> [STUDY MATERIAL]:
>>
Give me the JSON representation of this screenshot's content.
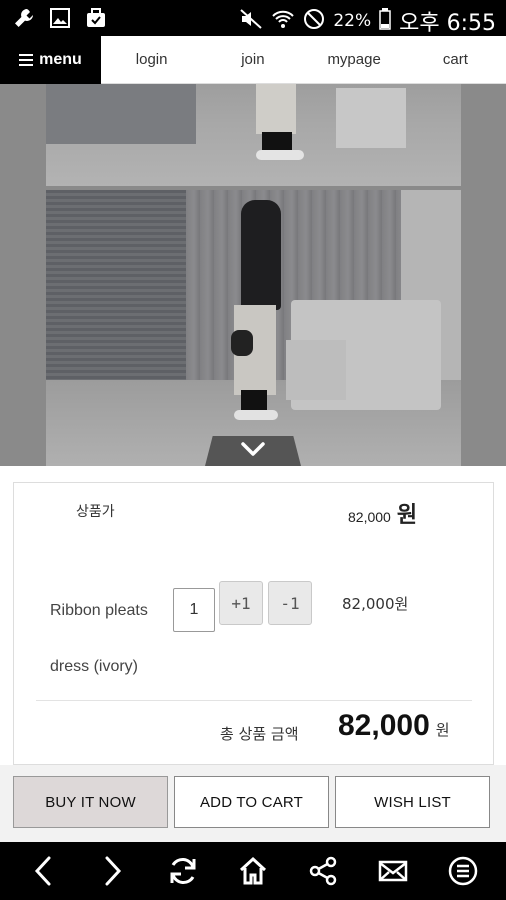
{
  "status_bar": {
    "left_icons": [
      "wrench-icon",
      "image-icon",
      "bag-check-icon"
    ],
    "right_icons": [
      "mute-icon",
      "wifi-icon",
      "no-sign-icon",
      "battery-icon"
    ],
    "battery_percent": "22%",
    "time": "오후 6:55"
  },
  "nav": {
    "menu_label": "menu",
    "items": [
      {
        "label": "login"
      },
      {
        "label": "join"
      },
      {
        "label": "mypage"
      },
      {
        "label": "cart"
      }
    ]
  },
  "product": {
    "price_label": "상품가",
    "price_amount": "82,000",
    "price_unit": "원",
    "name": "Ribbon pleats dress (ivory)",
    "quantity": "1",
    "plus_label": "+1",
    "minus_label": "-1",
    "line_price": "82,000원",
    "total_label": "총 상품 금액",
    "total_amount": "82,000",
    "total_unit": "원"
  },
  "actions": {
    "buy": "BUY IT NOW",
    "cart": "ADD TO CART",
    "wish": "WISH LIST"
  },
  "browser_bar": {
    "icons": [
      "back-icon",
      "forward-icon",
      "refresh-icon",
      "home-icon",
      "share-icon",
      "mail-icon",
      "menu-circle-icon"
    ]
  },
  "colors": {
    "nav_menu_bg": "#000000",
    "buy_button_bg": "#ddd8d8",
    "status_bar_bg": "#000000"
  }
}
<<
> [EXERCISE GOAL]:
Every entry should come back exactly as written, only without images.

> [TASK RESPONSE]:
Give me the JSON representation of this screenshot's content.
{
  "status_bar": {
    "left_icons": [
      "wrench-icon",
      "image-icon",
      "bag-check-icon"
    ],
    "right_icons": [
      "mute-icon",
      "wifi-icon",
      "no-sign-icon",
      "battery-icon"
    ],
    "battery_percent": "22%",
    "time": "오후 6:55"
  },
  "nav": {
    "menu_label": "menu",
    "items": [
      {
        "label": "login"
      },
      {
        "label": "join"
      },
      {
        "label": "mypage"
      },
      {
        "label": "cart"
      }
    ]
  },
  "product": {
    "price_label": "상품가",
    "price_amount": "82,000",
    "price_unit": "원",
    "name": "Ribbon pleats dress (ivory)",
    "quantity": "1",
    "plus_label": "+1",
    "minus_label": "-1",
    "line_price": "82,000원",
    "total_label": "총 상품 금액",
    "total_amount": "82,000",
    "total_unit": "원"
  },
  "actions": {
    "buy": "BUY IT NOW",
    "cart": "ADD TO CART",
    "wish": "WISH LIST"
  },
  "browser_bar": {
    "icons": [
      "back-icon",
      "forward-icon",
      "refresh-icon",
      "home-icon",
      "share-icon",
      "mail-icon",
      "menu-circle-icon"
    ]
  },
  "colors": {
    "nav_menu_bg": "#000000",
    "buy_button_bg": "#ddd8d8",
    "status_bar_bg": "#000000"
  }
}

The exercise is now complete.